WHAT THE TASK REQUIRES> Which of the lines below mention the word "Open"? Pull each one out.

TASK DATA>
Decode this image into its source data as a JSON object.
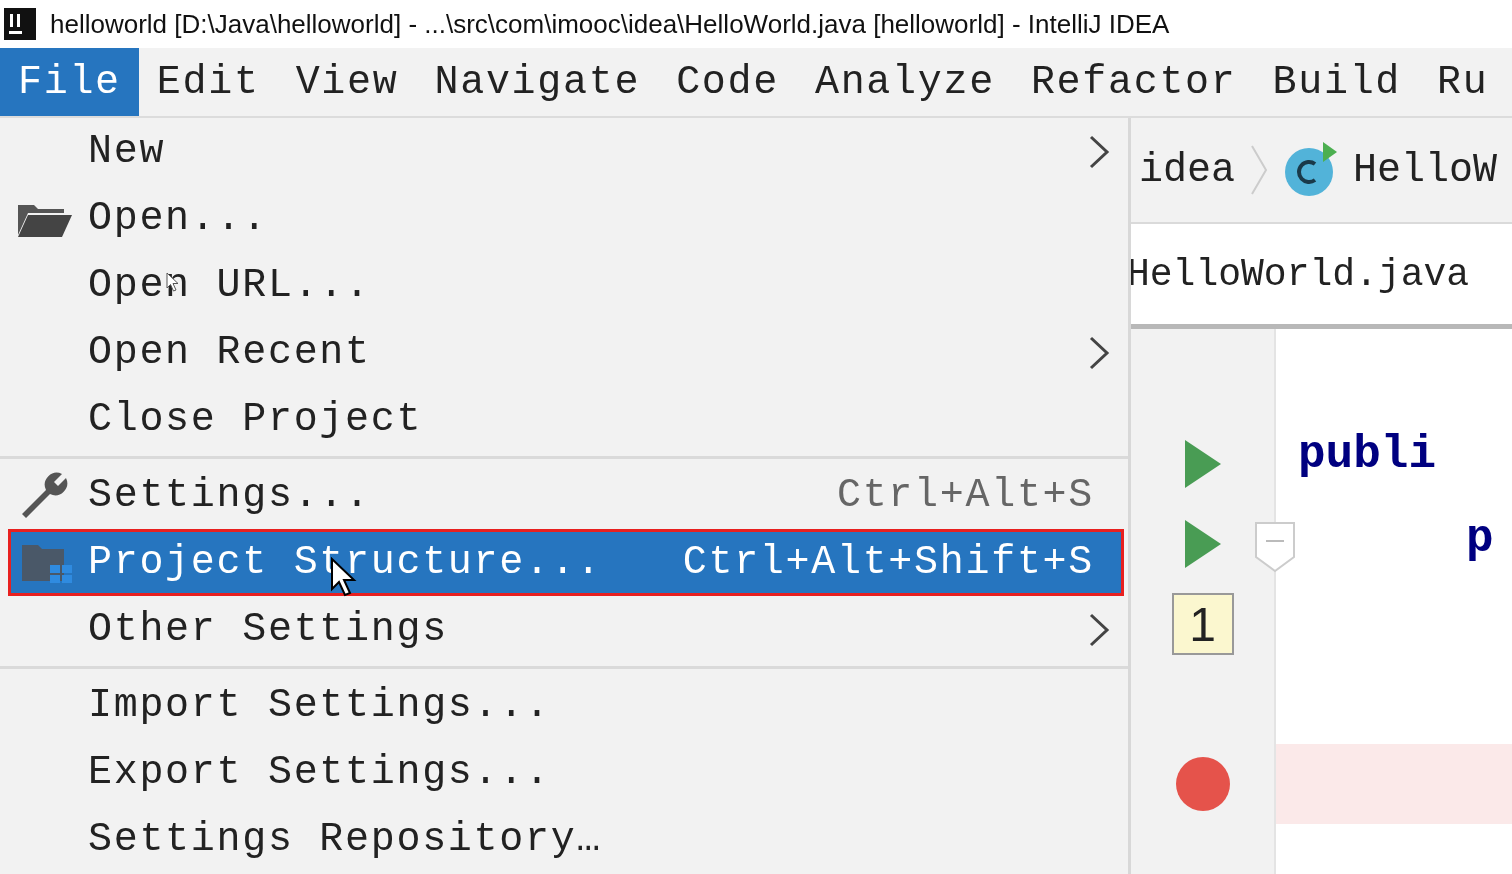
{
  "title_bar": {
    "title": "helloworld [D:\\Java\\helloworld] - ...\\src\\com\\imooc\\idea\\HelloWorld.java [helloworld] - IntelliJ IDEA"
  },
  "menu_bar": [
    {
      "label": "File",
      "selected": true
    },
    {
      "label": "Edit",
      "selected": false
    },
    {
      "label": "View",
      "selected": false
    },
    {
      "label": "Navigate",
      "selected": false
    },
    {
      "label": "Code",
      "selected": false
    },
    {
      "label": "Analyze",
      "selected": false
    },
    {
      "label": "Refactor",
      "selected": false
    },
    {
      "label": "Build",
      "selected": false
    },
    {
      "label": "Ru",
      "selected": false
    }
  ],
  "file_menu": [
    {
      "kind": "plain",
      "label": "New",
      "submenu": true,
      "selected": false
    },
    {
      "kind": "folder",
      "label": "Open...",
      "selected": false
    },
    {
      "kind": "plain",
      "label": "Open URL...",
      "selected": false
    },
    {
      "kind": "plain",
      "label": "Open Recent",
      "submenu": true,
      "selected": false
    },
    {
      "kind": "plain",
      "label": "Close Project",
      "selected": false
    },
    {
      "kind": "separator"
    },
    {
      "kind": "wrench",
      "label": "Settings...",
      "shortcut": "Ctrl+Alt+S",
      "selected": false
    },
    {
      "kind": "structure",
      "label": "Project Structure...",
      "shortcut": "Ctrl+Alt+Shift+S",
      "selected": true
    },
    {
      "kind": "plain",
      "label": "Other Settings",
      "submenu": true,
      "selected": false
    },
    {
      "kind": "separator"
    },
    {
      "kind": "plain",
      "label": "Import Settings...",
      "selected": false
    },
    {
      "kind": "plain",
      "label": "Export Settings...",
      "selected": false
    },
    {
      "kind": "plain",
      "label": "Settings Repository…",
      "selected": false
    }
  ],
  "breadcrumb": [
    "idea",
    "HelloW"
  ],
  "editor_tab": {
    "label": "HelloWorld.java"
  },
  "gutter": [
    {
      "kind": "run"
    },
    {
      "kind": "run"
    },
    {
      "kind": "line_number",
      "label": "1"
    },
    {
      "kind": "breakpoint"
    }
  ],
  "code_lines": [
    {
      "text": "publi"
    },
    {
      "text": "p"
    }
  ]
}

EXERCISE RESULT>
      "label": "Open...",
      "label": "Open URL...",
      "label": "Open Recent",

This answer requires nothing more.